**Extracted records**
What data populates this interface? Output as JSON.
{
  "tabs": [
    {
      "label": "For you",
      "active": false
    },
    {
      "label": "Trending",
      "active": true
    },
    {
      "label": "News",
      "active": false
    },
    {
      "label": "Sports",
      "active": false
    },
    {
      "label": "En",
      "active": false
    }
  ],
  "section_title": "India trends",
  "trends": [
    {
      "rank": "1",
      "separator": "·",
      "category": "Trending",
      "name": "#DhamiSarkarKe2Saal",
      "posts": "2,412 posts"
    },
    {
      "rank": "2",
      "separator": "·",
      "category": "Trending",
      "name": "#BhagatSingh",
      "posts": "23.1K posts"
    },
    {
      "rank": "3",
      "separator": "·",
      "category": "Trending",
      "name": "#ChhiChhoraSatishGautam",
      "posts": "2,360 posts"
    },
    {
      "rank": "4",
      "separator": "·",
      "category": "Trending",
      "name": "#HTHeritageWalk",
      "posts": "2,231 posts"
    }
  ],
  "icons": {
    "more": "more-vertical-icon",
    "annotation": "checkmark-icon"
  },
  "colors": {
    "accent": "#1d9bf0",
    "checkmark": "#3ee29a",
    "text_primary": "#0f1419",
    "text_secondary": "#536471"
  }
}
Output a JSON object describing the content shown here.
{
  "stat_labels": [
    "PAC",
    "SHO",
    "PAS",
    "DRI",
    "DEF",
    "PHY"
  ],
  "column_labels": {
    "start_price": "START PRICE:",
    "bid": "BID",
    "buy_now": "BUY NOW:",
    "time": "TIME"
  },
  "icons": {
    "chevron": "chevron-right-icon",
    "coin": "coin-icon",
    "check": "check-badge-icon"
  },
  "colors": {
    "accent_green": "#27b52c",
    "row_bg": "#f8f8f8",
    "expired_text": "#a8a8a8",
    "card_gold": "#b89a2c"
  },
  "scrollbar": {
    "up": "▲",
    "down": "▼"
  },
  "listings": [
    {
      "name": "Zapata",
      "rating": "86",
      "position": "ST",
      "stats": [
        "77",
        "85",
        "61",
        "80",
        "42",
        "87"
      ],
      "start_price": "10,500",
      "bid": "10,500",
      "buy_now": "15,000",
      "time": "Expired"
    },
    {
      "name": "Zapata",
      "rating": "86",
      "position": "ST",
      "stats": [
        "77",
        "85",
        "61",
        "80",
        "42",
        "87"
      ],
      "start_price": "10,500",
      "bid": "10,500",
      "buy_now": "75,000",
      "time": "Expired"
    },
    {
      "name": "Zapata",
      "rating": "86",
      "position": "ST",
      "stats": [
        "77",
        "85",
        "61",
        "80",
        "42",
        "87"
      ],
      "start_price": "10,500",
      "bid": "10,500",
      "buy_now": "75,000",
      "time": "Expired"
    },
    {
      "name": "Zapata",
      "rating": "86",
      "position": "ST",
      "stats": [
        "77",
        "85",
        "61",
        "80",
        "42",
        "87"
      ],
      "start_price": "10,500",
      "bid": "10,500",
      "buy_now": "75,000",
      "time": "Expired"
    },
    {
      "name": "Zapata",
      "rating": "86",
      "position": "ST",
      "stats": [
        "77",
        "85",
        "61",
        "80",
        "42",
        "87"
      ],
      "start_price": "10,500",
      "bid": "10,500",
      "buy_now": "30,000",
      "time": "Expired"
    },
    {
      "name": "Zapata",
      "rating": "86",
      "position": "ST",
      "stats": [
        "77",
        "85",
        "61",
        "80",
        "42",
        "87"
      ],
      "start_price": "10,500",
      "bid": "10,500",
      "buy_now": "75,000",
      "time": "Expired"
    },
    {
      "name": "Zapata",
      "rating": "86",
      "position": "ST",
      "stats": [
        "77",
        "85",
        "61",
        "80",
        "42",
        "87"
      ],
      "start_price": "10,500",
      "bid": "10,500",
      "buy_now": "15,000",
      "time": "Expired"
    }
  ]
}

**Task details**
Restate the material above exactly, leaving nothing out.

**Output below**
What data populates this interface? Output as JSON.
{
  "tabs": [
    {
      "label": "For you",
      "active": false
    },
    {
      "label": "Trending",
      "active": true
    },
    {
      "label": "News",
      "active": false
    },
    {
      "label": "Sports",
      "active": false
    },
    {
      "label": "En",
      "active": false
    }
  ],
  "section_title": "India trends",
  "trends": [
    {
      "rank": "1",
      "separator": "·",
      "category": "Trending",
      "name": "#DhamiSarkarKe2Saal",
      "posts": "2,412 posts"
    },
    {
      "rank": "2",
      "separator": "·",
      "category": "Trending",
      "name": "#BhagatSingh",
      "posts": "23.1K posts"
    },
    {
      "rank": "3",
      "separator": "·",
      "category": "Trending",
      "name": "#ChhiChhoraSatishGautam",
      "posts": "2,360 posts"
    },
    {
      "rank": "4",
      "separator": "·",
      "category": "Trending",
      "name": "#HTHeritageWalk",
      "posts": "2,231 posts"
    }
  ],
  "icons": {
    "more": "more-vertical-icon",
    "annotation": "checkmark-icon"
  },
  "colors": {
    "accent": "#1d9bf0",
    "checkmark": "#3ee29a",
    "text_primary": "#0f1419",
    "text_secondary": "#536471"
  }
}
Output a JSON object describing the content shown here.
{
  "stat_labels": [
    "PAC",
    "SHO",
    "PAS",
    "DRI",
    "DEF",
    "PHY"
  ],
  "column_labels": {
    "start_price": "START PRICE:",
    "bid": "BID",
    "buy_now": "BUY NOW:",
    "time": "TIME"
  },
  "icons": {
    "chevron": "chevron-right-icon",
    "coin": "coin-icon",
    "check": "check-badge-icon"
  },
  "colors": {
    "accent_green": "#27b52c",
    "row_bg": "#f8f8f8",
    "expired_text": "#a8a8a8",
    "card_gold": "#b89a2c"
  },
  "scrollbar": {
    "up": "▲",
    "down": "▼"
  },
  "listings": [
    {
      "name": "Zapata",
      "rating": "86",
      "position": "ST",
      "stats": [
        "77",
        "85",
        "61",
        "80",
        "42",
        "87"
      ],
      "start_price": "10,500",
      "bid": "10,500",
      "buy_now": "15,000",
      "time": "Expired"
    },
    {
      "name": "Zapata",
      "rating": "86",
      "position": "ST",
      "stats": [
        "77",
        "85",
        "61",
        "80",
        "42",
        "87"
      ],
      "start_price": "10,500",
      "bid": "10,500",
      "buy_now": "75,000",
      "time": "Expired"
    },
    {
      "name": "Zapata",
      "rating": "86",
      "position": "ST",
      "stats": [
        "77",
        "85",
        "61",
        "80",
        "42",
        "87"
      ],
      "start_price": "10,500",
      "bid": "10,500",
      "buy_now": "75,000",
      "time": "Expired"
    },
    {
      "name": "Zapata",
      "rating": "86",
      "position": "ST",
      "stats": [
        "77",
        "85",
        "61",
        "80",
        "42",
        "87"
      ],
      "start_price": "10,500",
      "bid": "10,500",
      "buy_now": "75,000",
      "time": "Expired"
    },
    {
      "name": "Zapata",
      "rating": "86",
      "position": "ST",
      "stats": [
        "77",
        "85",
        "61",
        "80",
        "42",
        "87"
      ],
      "start_price": "10,500",
      "bid": "10,500",
      "buy_now": "30,000",
      "time": "Expired"
    },
    {
      "name": "Zapata",
      "rating": "86",
      "position": "ST",
      "stats": [
        "77",
        "85",
        "61",
        "80",
        "42",
        "87"
      ],
      "start_price": "10,500",
      "bid": "10,500",
      "buy_now": "75,000",
      "time": "Expired"
    },
    {
      "name": "Zapata",
      "rating": "86",
      "position": "ST",
      "stats": [
        "77",
        "85",
        "61",
        "80",
        "42",
        "87"
      ],
      "start_price": "10,500",
      "bid": "10,500",
      "buy_now": "15,000",
      "time": "Expired"
    }
  ]
}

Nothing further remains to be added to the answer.